Ethos and Charism
St Francis of Assisi (1182 - 1226)
Francis of Assisi did more than anyone else to restore the image of the Jesus of the Gospels to the consciousness of the medieval Church. He did so by reflecting the life and character of Jesus in his own life. Of course, he did this in a way appropriate to his own time and place, but it was in a way that has caught the imagination of Christians and others down to the present day.
Francis’ aim was to conform his life to that of Jesus in every respect. He took the example and teaching of Jesus in the Gospels straight-forwardly and extremely seriously. As his biographer Bonaventura put it, “His only desire was to be like Christ and to imitate him perfectly”. In particular, Francis imitated the poverty, the humility and the compassion of Christ. Of course, in his desire to imitate Christ, he knew only too well his sins and failures.
Francis renounced his wealthy background and embraced absolute poverty - not reluctantly but fervently, making it the principle of his whole life and of the order of friars he founded. He did so because poverty identified him with Jesus, who had nowhere to lay his head. He wanted, he said, “naked to follow naked Christ”. The final step in his discovery of his vocation came when he heard in church the passage in Chapter 10 of Matthew’s Gospel, where Jesus, sending out his disciples, orders them to take no money, no bag, no second tunic, no shoes, no staff. “This is what I long to do with all my heart”, cried Francis joyfully. Typically he obeyed these words to the letter.
Francis insisted on the literal imitation of Christ and the strictest obedience to Jesus’ teaching. “Give to anyone who asks you”, said Jesus, and so Francis did so, however little he had to give. “Take no thought for the morrow”, said Jesus, and so Francis allowed his friars to earn or beg only enough food for each day at a time. Yet with this extreme literalism Francis discovered a liberating way of life. He lived with absolute trust in God. Having no material possessions, he enjoyed a kinship with all God’s creatures. While he made a principle of never criticising the rich and the powerful - which would be inconsistent with humility - he was able to live close to the poor and the suffering. It was no accident that he made a special point of caring for and actually living with lepers. As in Jesus’ time, these were the most despised and shunned people in society. Francis showed them the Jesus who in humility and compassion comes close to them.
Religious Identity and Culture
From the first moment that a student sets foot in a Catholic school, he or she ought to have the impression of entering a new environment, one illumined by the light of faith, and having its own unique characteristics. The inspiration of Jesus must be translated from the ideal into the real. The Gospel spirit should be evident in a Christian way of thought and life which permeates all facets of the educational climate
(Religious Dimension of Education in a Catholic School, 1988, n.25).
Mission Statement e Content
We, the community of St Francis College, Crestmead shall reflect in every aspect of our lives the values, beliefs and traditions of our Catholic faith.
We will strive for inner peace and freedom from fear through prayer and reflection.
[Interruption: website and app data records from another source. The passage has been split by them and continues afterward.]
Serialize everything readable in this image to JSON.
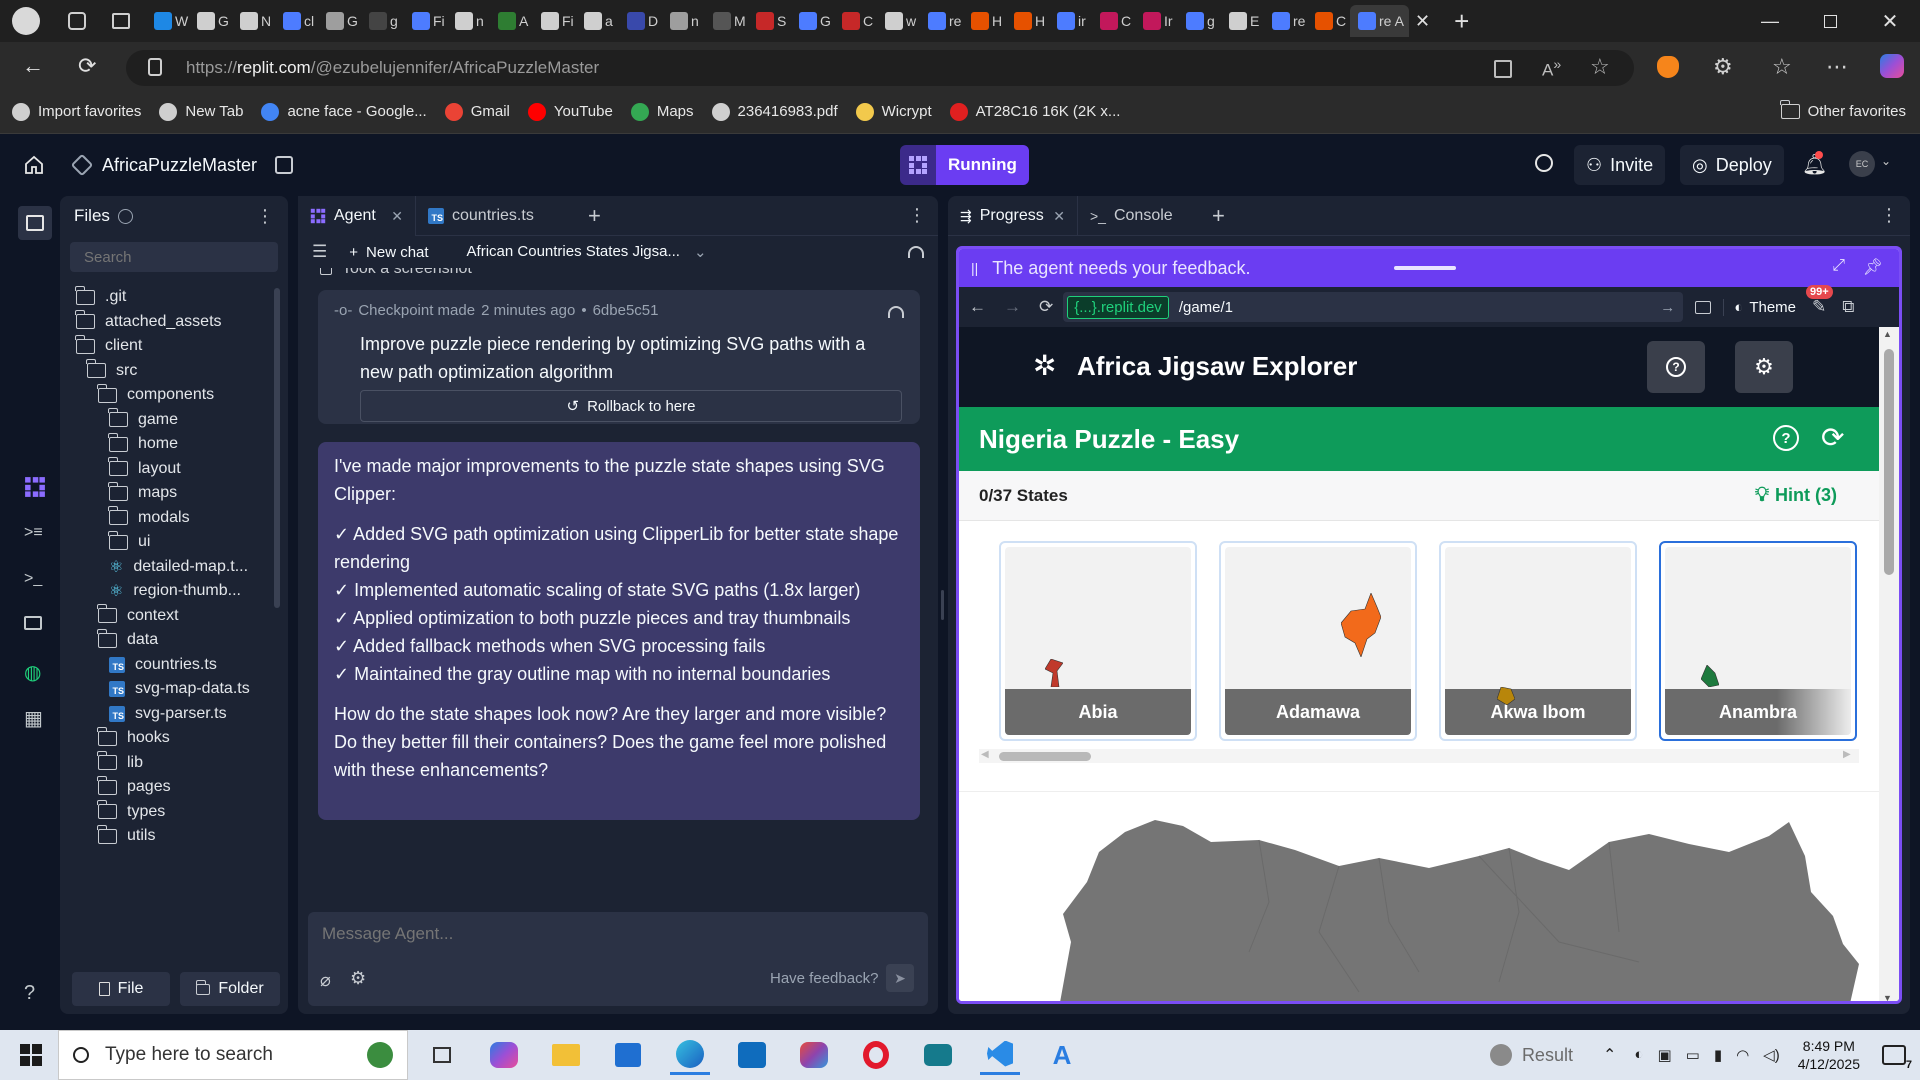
{
  "browser": {
    "tab_labels": [
      "W",
      "G",
      "N",
      "cl",
      "G",
      "g",
      "Fi",
      "n",
      "A",
      "Fi",
      "a",
      "D",
      "n",
      "M",
      "S",
      "G",
      "C",
      "w",
      "re",
      "H",
      "H",
      "ir",
      "C",
      "Ir",
      "g",
      "E",
      "re",
      "C",
      "re A"
    ],
    "url_prefix": "https://",
    "url_host": "replit.com",
    "url_path": "/@ezubelujennifer/AfricaPuzzleMaster",
    "bookmarks": [
      {
        "label": "Import favorites",
        "icon": "import-icon",
        "color": "#cfcfcf"
      },
      {
        "label": "New Tab",
        "icon": "globe-icon",
        "color": "#cfcfcf"
      },
      {
        "label": "acne face - Google...",
        "icon": "google-icon",
        "color": "#4285f4"
      },
      {
        "label": "Gmail",
        "icon": "gmail-icon",
        "color": "#ea4335"
      },
      {
        "label": "YouTube",
        "icon": "youtube-icon",
        "color": "#ff0000"
      },
      {
        "label": "Maps",
        "icon": "maps-icon",
        "color": "#34a853"
      },
      {
        "label": "236416983.pdf",
        "icon": "globe-icon",
        "color": "#cfcfcf"
      },
      {
        "label": "Wicrypt",
        "icon": "wicrypt-icon",
        "color": "#f2c94c"
      },
      {
        "label": "AT28C16 16K (2K x...",
        "icon": "pattern-icon",
        "color": "#e02020"
      }
    ],
    "other_favorites": "Other favorites"
  },
  "header": {
    "project_name": "AfricaPuzzleMaster",
    "run_status": "Running",
    "invite": "Invite",
    "deploy": "Deploy",
    "avatar_initials": "EC"
  },
  "files": {
    "title": "Files",
    "search_placeholder": "Search",
    "tree": [
      {
        "name": ".git",
        "type": "folder",
        "depth": 0
      },
      {
        "name": "attached_assets",
        "type": "folder",
        "depth": 0
      },
      {
        "name": "client",
        "type": "folder-open",
        "depth": 0
      },
      {
        "name": "src",
        "type": "folder-open",
        "depth": 1
      },
      {
        "name": "components",
        "type": "folder-open",
        "depth": 2
      },
      {
        "name": "game",
        "type": "folder",
        "depth": 3
      },
      {
        "name": "home",
        "type": "folder",
        "depth": 3
      },
      {
        "name": "layout",
        "type": "folder",
        "depth": 3
      },
      {
        "name": "maps",
        "type": "folder",
        "depth": 3
      },
      {
        "name": "modals",
        "type": "folder",
        "depth": 3
      },
      {
        "name": "ui",
        "type": "folder",
        "depth": 3
      },
      {
        "name": "detailed-map.t...",
        "type": "react",
        "depth": 3
      },
      {
        "name": "region-thumb...",
        "type": "react",
        "depth": 3
      },
      {
        "name": "context",
        "type": "folder",
        "depth": 2
      },
      {
        "name": "data",
        "type": "folder-open",
        "depth": 2
      },
      {
        "name": "countries.ts",
        "type": "ts",
        "depth": 3
      },
      {
        "name": "svg-map-data.ts",
        "type": "ts",
        "depth": 3
      },
      {
        "name": "svg-parser.ts",
        "type": "ts",
        "depth": 3
      },
      {
        "name": "hooks",
        "type": "folder",
        "depth": 2
      },
      {
        "name": "lib",
        "type": "folder",
        "depth": 2
      },
      {
        "name": "pages",
        "type": "folder",
        "depth": 2
      },
      {
        "name": "types",
        "type": "folder",
        "depth": 2
      },
      {
        "name": "utils",
        "type": "folder",
        "depth": 2
      }
    ],
    "new_file": "File",
    "new_folder": "Folder"
  },
  "agent": {
    "tab_agent": "Agent",
    "tab_file": "countries.ts",
    "new_chat": "New chat",
    "chat_title": "African Countries States Jigsa...",
    "partial_above": "Took a screenshot",
    "checkpoint_label": "Checkpoint made",
    "checkpoint_time": "2 minutes ago",
    "checkpoint_hash": "6dbe5c51",
    "checkpoint_text": "Improve puzzle piece rendering by optimizing SVG paths with a new path optimization algorithm",
    "rollback": "Rollback to here",
    "message_intro": "I've made major improvements to the puzzle state shapes using SVG Clipper:",
    "message_bullets": [
      "✓ Added SVG path optimization using ClipperLib for better state shape rendering",
      "✓ Implemented automatic scaling of state SVG paths (1.8x larger)",
      "✓ Applied optimization to both puzzle pieces and tray thumbnails",
      "✓ Added fallback methods when SVG processing fails",
      "✓ Maintained the gray outline map with no internal boundaries"
    ],
    "message_question": "How do the state shapes look now? Are they larger and more visible? Do they better fill their containers? Does the game feel more polished with these enhancements?",
    "input_placeholder": "Message Agent...",
    "feedback": "Have feedback?"
  },
  "progress": {
    "tab_progress": "Progress",
    "tab_console": "Console",
    "feedback_banner": "The agent needs your feedback.",
    "url_host": "{...}.replit.dev",
    "url_path": "/game/1",
    "theme": "Theme",
    "badge": "99+"
  },
  "game": {
    "app_title": "Africa Jigsaw Explorer",
    "puzzle_title": "Nigeria Puzzle - Easy",
    "states_progress": "0/37 States",
    "hint": "Hint (3)",
    "pieces": [
      {
        "name": "Abia",
        "color": "#c0392b"
      },
      {
        "name": "Adamawa",
        "color": "#f26a1b"
      },
      {
        "name": "Akwa Ibom",
        "color": "#b8860b"
      },
      {
        "name": "Anambra",
        "color": "#1e7a3e"
      }
    ],
    "header_bg": "#0f1624",
    "banner_bg": "#0e9b5a",
    "map_color": "#757575"
  },
  "taskbar": {
    "search_placeholder": "Type here to search",
    "weather": "Result",
    "time": "8:49 PM",
    "date": "4/12/2025",
    "notifications": "7"
  }
}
We will nurture a climate which encourages wholeness, esteem, hope, care, compassion and understanding. We will accept each other as individuals with unique talents and gifts. We endeavour at all times to be responsible models for justice and the Franciscan spirit of poverty.
Parents and teachers will work together to foster in our students a desire to learn and encourage the development of basic skills necessary to achieve their full potential in an ever-changing world. Students will be encouraged to make decisions and commitments which will help them grow spiritually, intellectually, physically, emotionally and socially.
We believe that God has given us the responsibility of stewardship over Creation. It is the work of students, staff and parents to contribute to the protection and promotion of natural and human welfare in order to advance the creative activity of God.
With St Francis and St Clare, in simplicity and harmony we will "follow the teachings of our Lord Jesus Christ and walk in His Footsteps".
School Motto and Logo Page Content
After his commission at the foot of the San Damiano Cross, Saint Francis chose a more ancient symbol of redemption as his standard: the Tau cross.
In commenting on the scriptures of Israel, the early Christian writers used its Greek translation, the Septuagint, in which the last letter of the Hebrew alphabet, the tau, was transcribed as a “T” in Greek. Saint Francis had first encountered this symbol when he was caring for lepers. He and the religious followers of St. Anthony the Hermit, who were working with him, used Christ’s cross; shaped like a Greek “T” - as a protection against the plague and other skin diseases.
Saint Francis eventually accepted and adapted the “T” as his own crest and signature. For him, the “T” represented life-long fidelity to the Passion of Christ. It was his pledge to serve the least, the leper and outcast of his day. The College Symbol or badge is a stylized version of the Tau Cross that Francis used as his signature. The College Motto “In Simplicity and Harmony” stems from the core values and beliefs emanating from the story St Francis of Assisi. Lower page content